    A new or unknown e-commerce site may offer discounted products on social media sites such as Facebook to attract customers. This is used in tandem with ‘customers also looked at these products’ messages or a display at the right-hand margin of the webpage, which offers a distracting list of options that are not discounted. This can tempt the customer to combine the initial purchase with full-price items.

    When moving unwanted merchandise

    When a popular brand such as Apple’s iMac or iPhone reduces its price, it’s generally because a product is going to be superseded by a new release that is just around the corner. Bi-annual store sales and seasonal sales are a great way for retailers to move outdated stock.

    What are its uses?

    It helps track advertising

    Businesses can learn how effective their ad spend is when it comes to attracting customers. If a loss-leader product is coupled with a coupon, then one would be able to easily tell how well the ads are targeting customers by the amount of merchandise sold in one promotion.

    It is effective in image building

    Over time, consistently offering hot deals can help build customer loyalty.

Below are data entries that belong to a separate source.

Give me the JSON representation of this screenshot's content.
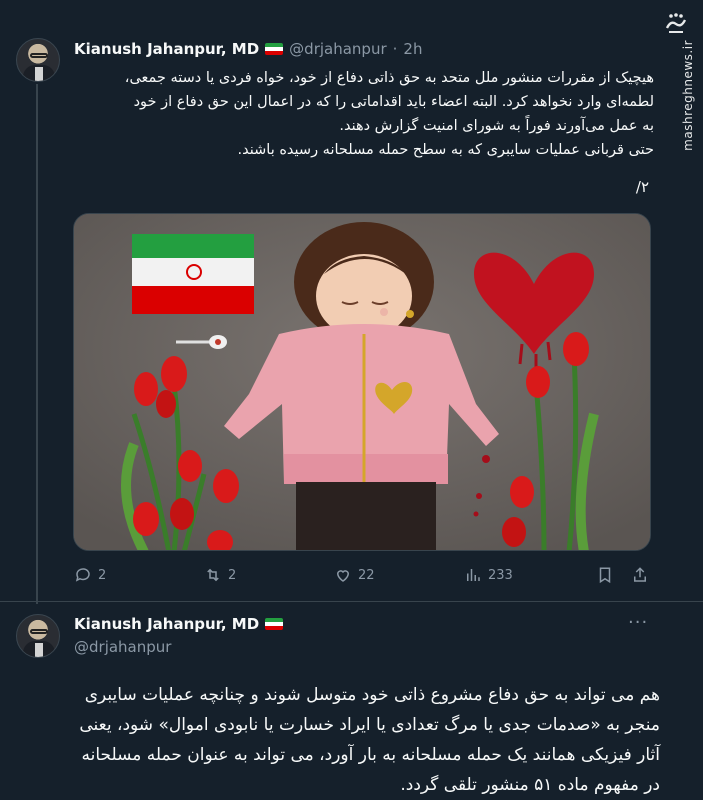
{
  "watermark": {
    "site": "mashreghnews.ir",
    "logo_name": "mashregh-logo"
  },
  "tweet1": {
    "author_name": "Kianush Jahanpur, MD",
    "handle": "@drjahanpur",
    "separator": "·",
    "time": "2h",
    "text_lines": [
      "هیچیک از مقررات منشور ملل متحد به حق ذاتی دفاع از خود، خواه فردی یا دسته جمعی،",
      "لطمه‌ای وارد نخواهد کرد. البته اعضاء باید اقداماتی را که در اعمال این حق دفاع از خود",
      "به عمل می‌آورند فوراً به شورای امنیت گزارش دهند.",
      "حتی قربانی عملیات سایبری که به سطح حمله مسلحانه رسیده باشند."
    ],
    "thread_number": "۲/",
    "stats": {
      "replies": "2",
      "reposts": "2",
      "likes": "22",
      "views": "233"
    }
  },
  "tweet2": {
    "author_name": "Kianush Jahanpur, MD",
    "handle": "@drjahanpur",
    "more_label": "···",
    "text_lines": [
      "هم می تواند به حق دفاع مشروع ذاتی خود متوسل شوند و چنانچه عملیات سایبری",
      "منجر به «صدمات جدی یا مرگ تعدادی یا ایراد خسارت یا نابودی اموال» شود، یعنی",
      "آثار فیزیکی همانند یک حمله مسلحانه به بار آورد، می تواند به عنوان حمله مسلحانه",
      "در مفهوم ماده ۵۱ منشور تلقی گردد."
    ]
  },
  "colors": {
    "background": "#15202b",
    "text": "#f7f9f9",
    "muted": "#8b98a5",
    "border": "#38444d"
  }
}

Costco, the retail warehouse, is known to sell certain staples at a discount other places cannot match. Having purchased a membership, a customer may return frequently to buy their rotisserie chicken, milk or hot dog and drink combo, which are famous for being cheap. However, shoppers might also be buying high-margin items such as electronics without comparing prices because Costco has already established itself as a high-value, low-price brand in the minds of customers.

    How does it impact businesses?

    It can cause company-supplier friction

    Suppliers may experience issues with the erratic nature of demand created when a product is selling unusually fast. Or relations may sour if a business begins to put pressure on the supplier to drop prices.

    It can affect brand value

    If discounted goods are on sale too frequently, customers will adapt their behaviour to only shop when those items are on sale. This means a dip in retail over the long term.

    It causes customers to switch loyalty

    Credit card companies or mobile telephone companies often offer a lower interest or call charge rate for an initial period enticing customers to change brands.

    Cherry picking

    Customers could end up ‘cherry picking’ and only choosing to buy the discounted goods but not the profitable ones. Loss-leader strategy works best when it is in combination with something else to avoid customers buying only what’s on discount. For example, inkjet printers routinely sell at below-cost prices because customers are forced to buy their ink cartridges, which are sold at good margins.

    Stockpiling

    Customers may bulk-buy the loss-making product at a personal profit and put pressure on the company to maintain stocks

    A loss leader strategy can give a business a chance to attract, steal away and retain customers in a new or existing market. After all, Amazon and eBay’s business models involved starting off with a selection of discounted items. To be successful, a business must consider whether it can absorb the financial impact of such a strategy and whether it has the required processes in place to benefit from it.